Microsoft Corporation (NASDAQ:MSFT) has admitted defeat. The company is now saying that it will allow used games, and it will not require an internet connection to play video games. So we can all breathe a sigh of relief if we fall into the category of gamers without internet, or video gamers who need to buy video games used.
Xbox One is not dead yet
I remain optimistic on Microsoft Corporation (NASDAQ:MSFT) going forward. I don’t really anticipate the company to cut prices on the Xbox One until the first or second quarter of 2014. I believe that the company will take advantage of the pent-up demand for its console product in the very early stages of its launch then promptly cut prices to a level that’s similar to the PlayStation 4. This puts Sony Corporation (ADR) (NYSE:SNE) in the awkward position of earnings lower gross-margins that cannot be made up for with higher unit sales. Sony won the consumers, and Microsoft won the heart of shareholders, it’s a twisted turn of events.
Going forward, I believe that the Xbox One could be a compelling home entertainment console even with the additional $100 price tag. This is driven by the fact that it’s currently the top-selling product in Amazon’s video gaming section of the website.
Currently the PlayStation 4 is in the number 3 spot, which implies that while Microsoft Corporation (NASDAQ:MSFT) did an awful job of managing its public relations, at the very least the company hasn’t fallen out of the good graces of its loyal customer base. Currently the Xbox 360 has 47% market share and is by far the most popular console. I didn’t think that the loyal customer base would get up and leave just because the product is a $100 more than PlayStation 4, has to be connected to internet, and wouldn’t support used games. But thankfully, due to its recent changes in policy, the only thing gamers have to gripe about is the $100 extra it costs to buy a Xbox One.

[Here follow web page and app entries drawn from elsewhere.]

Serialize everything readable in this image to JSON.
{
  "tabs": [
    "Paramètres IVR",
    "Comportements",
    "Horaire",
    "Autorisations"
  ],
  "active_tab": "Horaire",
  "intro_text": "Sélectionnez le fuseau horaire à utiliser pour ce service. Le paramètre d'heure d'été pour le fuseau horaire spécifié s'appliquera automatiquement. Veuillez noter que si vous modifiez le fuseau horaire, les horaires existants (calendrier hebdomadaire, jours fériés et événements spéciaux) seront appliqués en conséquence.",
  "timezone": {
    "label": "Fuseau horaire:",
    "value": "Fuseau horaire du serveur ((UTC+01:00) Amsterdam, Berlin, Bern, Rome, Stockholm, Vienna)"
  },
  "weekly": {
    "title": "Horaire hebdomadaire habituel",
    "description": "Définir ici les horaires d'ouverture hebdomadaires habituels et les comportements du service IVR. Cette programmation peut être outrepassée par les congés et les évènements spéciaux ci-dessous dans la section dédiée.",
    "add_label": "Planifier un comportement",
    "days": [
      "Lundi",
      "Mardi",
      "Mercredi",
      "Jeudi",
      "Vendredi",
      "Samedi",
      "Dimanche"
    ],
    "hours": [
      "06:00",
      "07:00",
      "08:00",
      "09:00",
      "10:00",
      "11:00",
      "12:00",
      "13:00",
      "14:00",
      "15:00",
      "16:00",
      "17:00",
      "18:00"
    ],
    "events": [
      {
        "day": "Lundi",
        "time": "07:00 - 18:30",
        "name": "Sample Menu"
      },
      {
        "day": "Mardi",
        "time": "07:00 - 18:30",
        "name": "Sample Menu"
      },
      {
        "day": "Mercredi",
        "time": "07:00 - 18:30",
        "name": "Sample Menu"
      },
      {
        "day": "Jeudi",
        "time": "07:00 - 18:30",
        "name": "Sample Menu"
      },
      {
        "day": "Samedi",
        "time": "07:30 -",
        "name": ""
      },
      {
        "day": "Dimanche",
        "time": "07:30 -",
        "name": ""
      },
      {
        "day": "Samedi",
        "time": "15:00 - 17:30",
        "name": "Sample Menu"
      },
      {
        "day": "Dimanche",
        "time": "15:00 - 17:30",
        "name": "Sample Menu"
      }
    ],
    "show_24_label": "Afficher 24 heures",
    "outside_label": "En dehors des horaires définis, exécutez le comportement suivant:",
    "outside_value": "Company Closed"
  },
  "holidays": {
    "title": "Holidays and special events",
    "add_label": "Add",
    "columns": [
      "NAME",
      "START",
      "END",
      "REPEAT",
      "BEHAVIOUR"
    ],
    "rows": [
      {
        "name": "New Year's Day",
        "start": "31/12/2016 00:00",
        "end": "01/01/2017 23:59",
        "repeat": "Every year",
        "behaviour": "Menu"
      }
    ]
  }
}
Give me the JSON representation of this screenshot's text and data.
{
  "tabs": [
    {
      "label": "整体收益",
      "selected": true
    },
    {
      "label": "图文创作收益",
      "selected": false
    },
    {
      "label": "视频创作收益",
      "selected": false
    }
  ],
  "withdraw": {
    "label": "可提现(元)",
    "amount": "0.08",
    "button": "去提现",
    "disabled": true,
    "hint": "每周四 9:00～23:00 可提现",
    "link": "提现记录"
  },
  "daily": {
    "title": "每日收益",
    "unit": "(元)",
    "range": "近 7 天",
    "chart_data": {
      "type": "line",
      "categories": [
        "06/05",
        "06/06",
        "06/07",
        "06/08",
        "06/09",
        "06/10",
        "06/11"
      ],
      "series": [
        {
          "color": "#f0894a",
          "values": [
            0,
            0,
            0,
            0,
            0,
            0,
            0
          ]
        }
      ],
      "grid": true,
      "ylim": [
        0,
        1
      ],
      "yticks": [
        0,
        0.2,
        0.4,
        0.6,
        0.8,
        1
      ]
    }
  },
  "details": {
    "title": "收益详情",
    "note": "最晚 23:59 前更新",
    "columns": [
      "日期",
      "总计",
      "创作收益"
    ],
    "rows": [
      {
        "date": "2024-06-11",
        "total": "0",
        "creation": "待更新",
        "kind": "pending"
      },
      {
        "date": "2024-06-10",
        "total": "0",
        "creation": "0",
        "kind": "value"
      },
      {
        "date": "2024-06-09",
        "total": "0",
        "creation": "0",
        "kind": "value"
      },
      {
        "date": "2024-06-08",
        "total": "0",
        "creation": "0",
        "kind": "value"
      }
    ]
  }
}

Biggest advantage of Xbox One
We know that the Xbox One will come with three operating systems preloaded onto the console. Of the three operating system’s there’s one that looks distinctly similar to the Windows 8 operating system. Engadget speculates on the operating system, but admits to not knowing how much of the Windows 8 Metro experience will be carried over to the XBox One.
While some opponents of the operating system argue that it drains system memory and lowers the power of the gaming system, I think that it’s possible for the console manufacturer (Microsoft) to re-coup the lost opportunity in gaming performance through sales of applications within the Windows Store. I believe that there’s a very real possibility of the XBox One becoming an alternative computer.
I also think that the Xbox live subscription membership is going to come in handy as it will be giving users two free games per month. This will drain the demand for GameStop Corp. (NYSE:GME)’s used games. Currently the Xbox live user-base could be estimated to be 67 million (based on life-time console sales), and of that amount there are 40 million Xbox live subscribers. Interestingly enough there are more Xbox live subscribers than there are Netflix, Inc. (NASDAQ:NFLX) subscribers, and believe me, a Netflix, Inc. (NASDAQ:NFLX) subscription buys a lot. So we can only imagine the potential of this subscription driven business model. It will most likely have greater economies of scale over Sony Corporation (ADR) (NYSE:SNE)’s PlayStation Plus.